EXERCISE BRIEF: All pictures must be dropped, while the entries are given again word for word.

DATASET CONTENT:
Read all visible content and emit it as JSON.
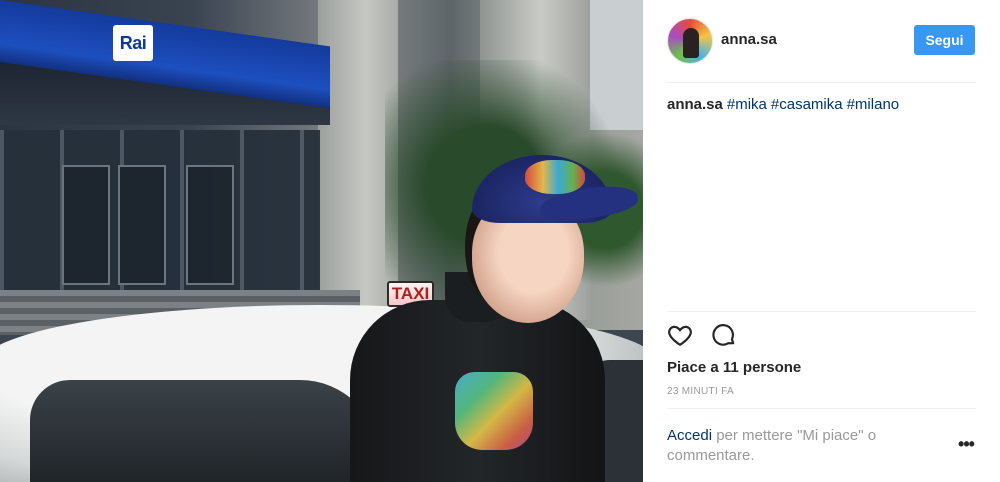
{
  "photo": {
    "alt_signs": {
      "rai_logo_text": "Rai",
      "taxi_sign_text": "TAXI"
    }
  },
  "header": {
    "username": "anna.sa",
    "follow_label": "Segui"
  },
  "caption": {
    "author": "anna.sa",
    "hashtags": [
      "#mika",
      "#casamika",
      "#milano"
    ]
  },
  "actions": {
    "like_icon": "heart-outline-icon",
    "comment_icon": "speech-bubble-icon"
  },
  "likes_text": "Piace a 11 persone",
  "timestamp": "23 MINUTI FA",
  "login_prompt": {
    "link_label": "Accedi",
    "rest_text": " per mettere \"Mi piace\" o commentare."
  },
  "more_label": "•••",
  "colors": {
    "accent_blue": "#3897f0",
    "link_blue": "#003569",
    "text_primary": "#262626",
    "text_muted": "#999999",
    "divider": "#efefef"
  }
}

EXERCISE OUTPUT:
Read all visible content and emit it as JSON.
{
  "photo": {
    "alt_signs": {
      "rai_logo_text": "Rai",
      "taxi_sign_text": "TAXI"
    }
  },
  "header": {
    "username": "anna.sa",
    "follow_label": "Segui"
  },
  "caption": {
    "author": "anna.sa",
    "hashtags": [
      "#mika",
      "#casamika",
      "#milano"
    ]
  },
  "actions": {
    "like_icon": "heart-outline-icon",
    "comment_icon": "speech-bubble-icon"
  },
  "likes_text": "Piace a 11 persone",
  "timestamp": "23 MINUTI FA",
  "login_prompt": {
    "link_label": "Accedi",
    "rest_text": " per mettere \"Mi piace\" o commentare."
  },
  "more_label": "•••",
  "colors": {
    "accent_blue": "#3897f0",
    "link_blue": "#003569",
    "text_primary": "#262626",
    "text_muted": "#999999",
    "divider": "#efefef"
  }
}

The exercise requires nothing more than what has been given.